Friday agreed to set up a baseload power market to ensure equal
access to cheap power supplies for new power retail companies as
part of reforms to foster competition in the market.
The country's retail power market was fully liberalised in
April, but most of the power generated from nuclear, coal or
large hydro plants is still in the hands of former regional
power monopolies, limiting opportunities for new entrants.
The new entrants, lacking enough baseload power, mostly rely
on higher-cost load from plants such as gas-fired facilities
that adjust output as demand fluctuates.
The establishment of a baseload power market by 2019/20 is
designed to ensure equal footing for all power firms, the trade
industry panel agreed in an interim report on Friday.

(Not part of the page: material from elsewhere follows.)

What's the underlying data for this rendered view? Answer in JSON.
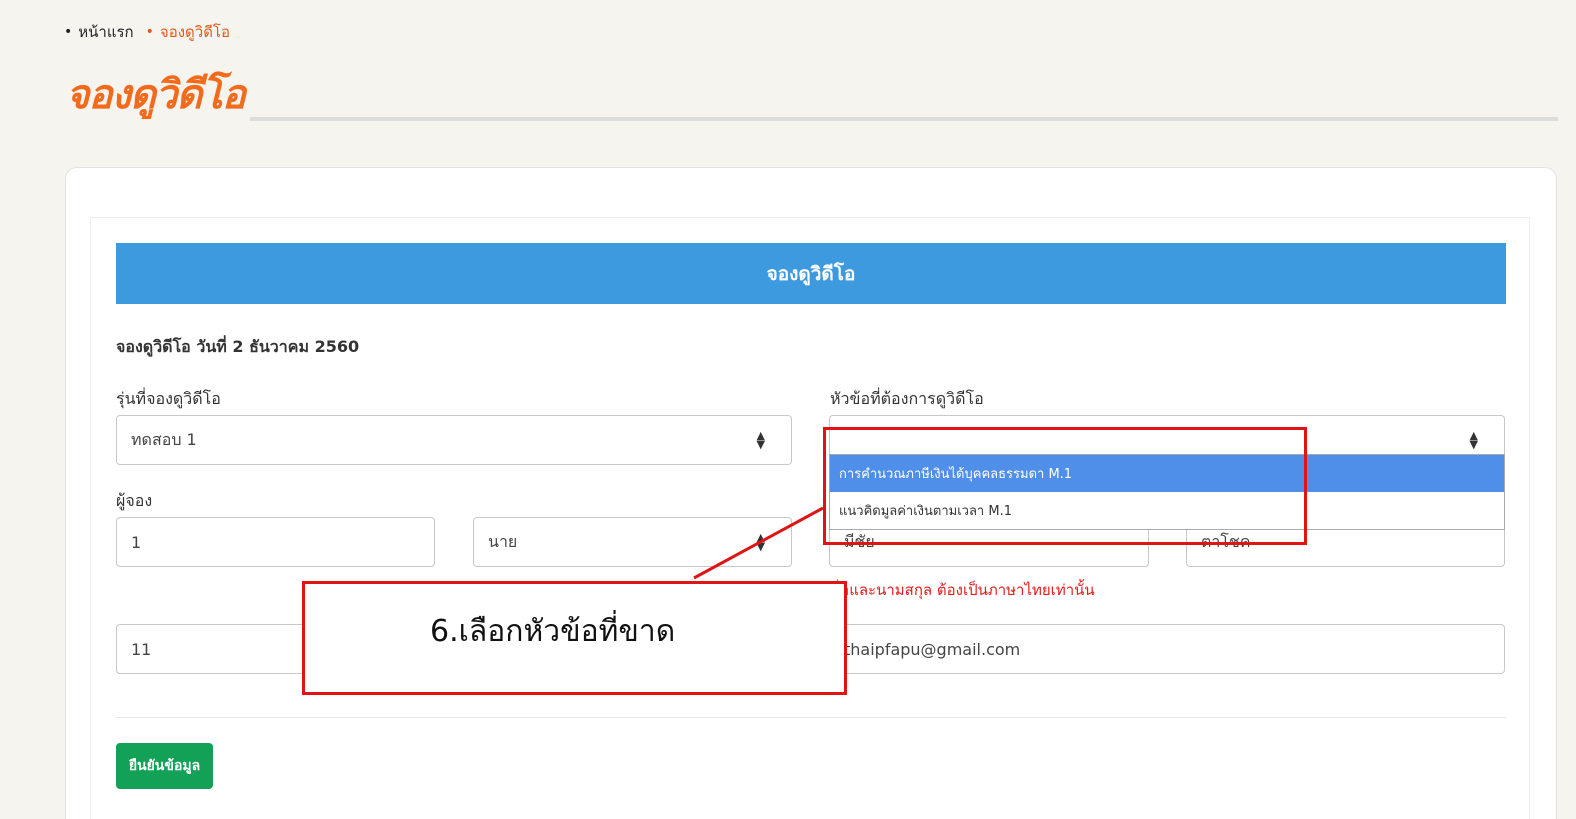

The rapid rise in renewable power on the back of a
feed-in-tariff scheme in 2012 following the Fukushima nuclear
disaster, has reduced incentives to build new fossil fuel-fired
To ensure that fossil fuel plants can maintain a stable
income, the panel also agreed to set up a mechanism in 2020/21,
similar to one in the United States and Europe, which allows
power retailers to buy fossil plants' power generation capacity.
The panel also aims to set up a market for non-fossil fuel
fired power to fix the problem of limited opportunities for
procuring renewable power.
Chairman of the federation of Japan's former power
monopolies, Satoru Katsuno, who also serves as Chubu Electric
Power's president, said on Friday the reforms would
have a big impact on their businesses and asked for the
government's help in streamlining various measures.
The panel also agreed to spread widely compensation costs
for the Fukushima nuclear disaster and pass on part of the
costs, equal to up to 2.4 trillion yen ($20.32 billion), on
power fees, over 40 years from 2020.
Japan's government last week nearly doubled its projections
for costs related to the Fukushima nuclear disaster to 21.5
trillion yen, including about 8 trillion yen for compensation,
putting up pressure on operator Tokyo Electric Power to
step up reform and improve its performance.
($1 = 118.1100 yen)
(Reporting by Osamu Tsukimori. Editing by Jane Merriman)